EDITOR’S NOTE: Traffic Monsoon is a Utah company. The firm also has purported business operations in the United Kingdom and Dubai. Details about the offshore operations are murky.
A claim from an apparent Traffic Monsoon affiliate appeared Monday (April 3) on Facebook that “Allied Wallet is making refunds of [Traffic Monsoon] purchases made by credit cards or debit cards. Many people are getting this [sic] refunds.”
In the same thread on the TrafficMonsoonupdates Facebook site, a poster claimed, “I received this in my bank today . . . 10.04% of my initial deposit to TM.” The apparent partial refund was marked “AW*TRAFFICM.”
In July, U.S. District Judge Jill N. Parrish ordered all assets of Traffic Monsoon and operator Charles Scoville frozen. An October report by court-appointed receiver Peggy Hunt said that Allied Wallet had claimed it had approximately $7 million in Traffic Monsoon funds on deposit when the SEC filed its Ponzi action against the “program.”
The asset freeze imposed by Parrish was further reinforced last week when she issued a preliminary injunction at the request of the SEC.
From the preliminary injunction, which names Allied Wallet and other Traffic Monsoon vendors, including PayPal, Payza, Solid Trust Pay and JPMorgan Chase Bank (italics added):
Each of the financial or brokerage institutions, debtors, and bailees, or any other person or entity holding Defendants’ Assets shall hold or retain within their control and prohibit the withdrawal, removal, transfer, or other disposal of any such assets, funds, or other properties.
Why, then, are Traffic Monsoon members claiming Allied Wallet is issuing at least partial refunds? And if the refunds are taking place, are they in violation of the asset freeze?
Allied Wallet did not respond to a request for comment Monday. Neither did the SEC or Hunt.
But the docket of the SEC’s case against Traffic Monsoon now shows that Hunt filed a notice of a subpoena naming Allied Wallet on Tuesday. How things would proceed was not immediately clear.
Hunt previously informed the court about a statement Scoville allegedly made about how Traffic Monsoon hooked up with Allied Wallet prior to the SEC action via a company that purportedly was given to him.
From the statement, as contained in a transcript filed by Hunt last year (italics added):
Well, the thing is is Traffic Monsoon in the UK was kind of formed in a way because, when we were in Dubai, that’s when we got set up with someone who knew people inside of Allied Wallet to help us get an Allied Wallet account set up. And when we were setting up Allied Wallet, Allied Wallet required us to have a registration in the UK.
Scoville went on to say, “We had somebody who was there with us who said, I’ve got a UK company. We can change it to the Traffic Monsoon, and then we could use that registration so you can use Allied Wallet. So that’s Taheer and Amir, both of them are on that business registration, but technically they don’t own any of the company.”

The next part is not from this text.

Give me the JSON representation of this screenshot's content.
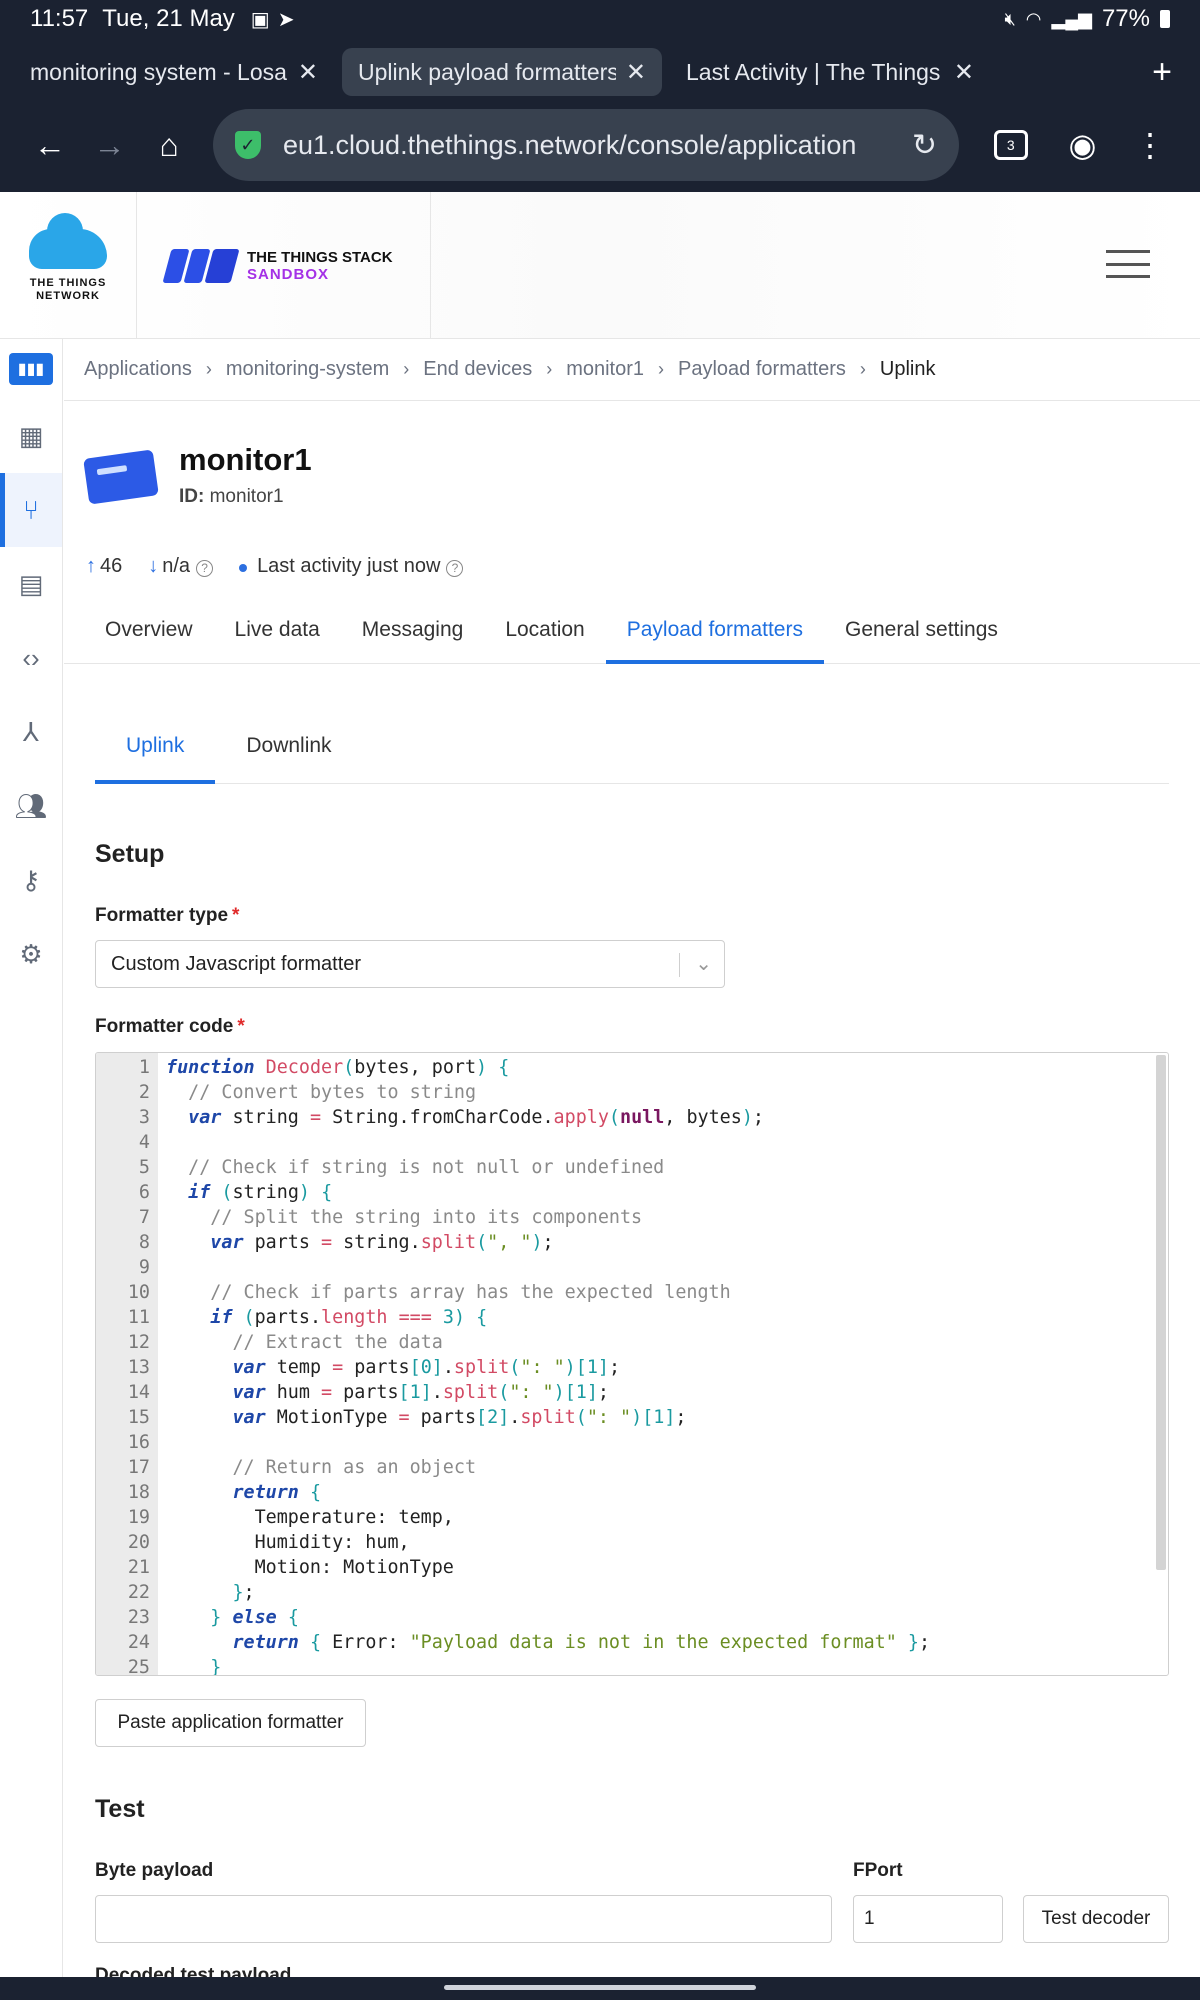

And, according to the transcript, Scoville said, “they were just giving me a company that they had already registered as a speedy process of just making sure that we have a business registration in the UK. But they put me on as the owner.”
Scoville, according to the transcript, grew to have doubts about the U.K. operation because he could not confirm that staff or security personnel for which he was paying 6,000 pounds per month actually were working at the U.K. office of his own company.
From the transcript (italics added):
I went over there, and apparently, the person at the front desk didn’t know who I was, who asked to see the people that were working for Traffic Monsoon, and they said that there’s nobody there. So I don’t know all of the ins and outs of what’s going on there. I may have been scammed. I don’t know.
Parrish has found that Traffic Monsoon operated as a Ponzi scheme, according to court documents. Scoville has said he will file an appeal.